Find out if your problem is big or little. Either way, immigration attorney Scott Mossman will fight for you if you choose to apply for naturalization. Show More
We specialize in difficult naturalization cases before the San Francisco and San Jose USCIS Field Offices. Scott Mossman has represented applicants with arrests or convictions for DUI, domestic violence, theft, and various other criminal charges. He also represents applicants with other potential good moral character issues, such as being late on taxes or child support, mistakenly registering to vote, or failing to register for the U.S. Selective Service. Scott can also assess whether an old immigration problem disqualifies an immigrant from naturalizing. The most common example of that is the use of false information on a visa or immigration form.
Learn more about naturalization representation.
“Can I travel or renew my visa with this arrest?”
This is a common question—and for good reason. A noncitizen is never more vulnerable than when he or she is outside the U.S. trying to get back in. Show More
A major part of Scott Mossman's law practice consists of representing nonimmigrant visa holders who need to travel abroad with a criminal history. He prepares them to address inadmissibility issues, regardless of whether they still have a valid visa or need to renew or change a visa. His representation includes help with completing the DS-160, an attorney letter with supporting documentation to establish legal eligibility for a visa and admission, and preparation for the all-important visa interview and inspection at the port of entry. He also represents permanent residents who need to travel with a conviction.
Learn more about help with travel/visa renewals.
“I’m charged with a crime… and I’m not a U.S. citizen.”
Scott Mossman works with criminal defense attorneys and public defenders to protect against immigration harm. And, unlike most immigration attorneys, he does it on a weekly basis. Show More
Scott is under contract to provide expert immigration advice to more than ten criminal defense attorneys. Several more routinely work with him when they have a noncitizen client. These attorneys know Scott has real-world experience coming up with deals that work for both the prosecution and defense. He also advises noncitizen defendants on the practical consequences of the arrest or conviction, including answering questions about visa renewals and naturalization. If your criminal defense attorney or public defender is giving you answers based only on a crimmigration chart downloaded from the internet, you should put Scott on your team.
Learn more about help for criminal charges.
“Is this conviction a dealbreaker?”
Get an expert opinion on admissibility before investing time and money into a PERM application, EB-5 petition, or a work or investor visa. Show More
Several prominent immigration attorneys consult with Scott Mossman on how a criminal history may affect their clients' immigration options. These attorneys are experts in their fields. They know how to get visas and green cards for investors, C-suite executives, tech workers, artists, entertainers, etc. However, they also are smart enough to know what they don't know. When their clients have a criminal issue, they turn to Scott.

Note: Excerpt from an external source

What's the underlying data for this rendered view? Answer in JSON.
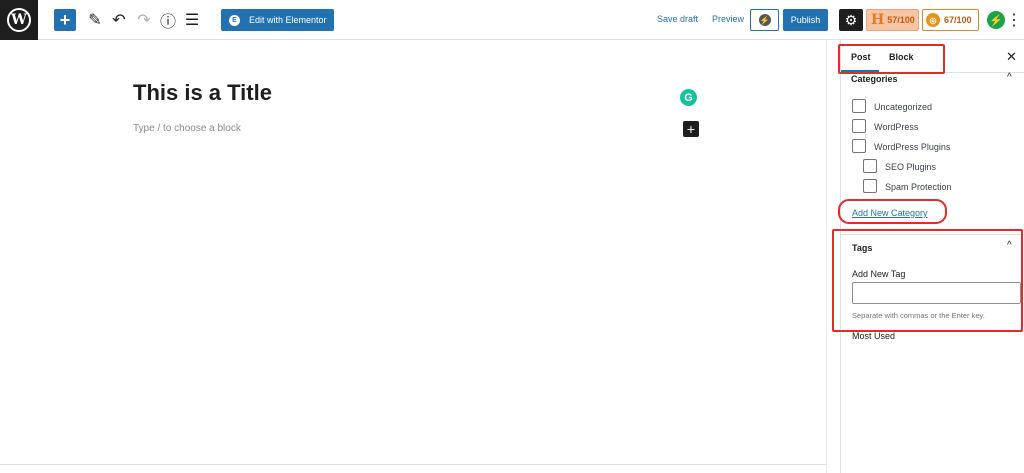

Learn more about advice on existing convictions.
“I’m undocumented. Can you help me fix my status?”
Did you enter the U.S. illegally or overstay your visa? Were you brought to the U.S. by unknown means as a child? We welcome these cases. Show More
Some attorneys prefer to focus on routine marriage cases for clients who came recently on a visa. Sure, we take those too. More often, though, our clients have been undocumented for many years. Either they overstayed their visa 5, 10, or even 20 years ago or they entered the U.S. without having a visa in the first place. Scott Mossman offers an in-depth evaluation to find out if they have any options. Some don't, but fortunately some do. A few qualify for special-rule adjustment of status under 245(i), others can apply for an immigrant visa after obtaining a provisional waiver of inadmissibility, and some qualify for a U visa as the cooperating victim of a serious crime.
Learn more about immigration options.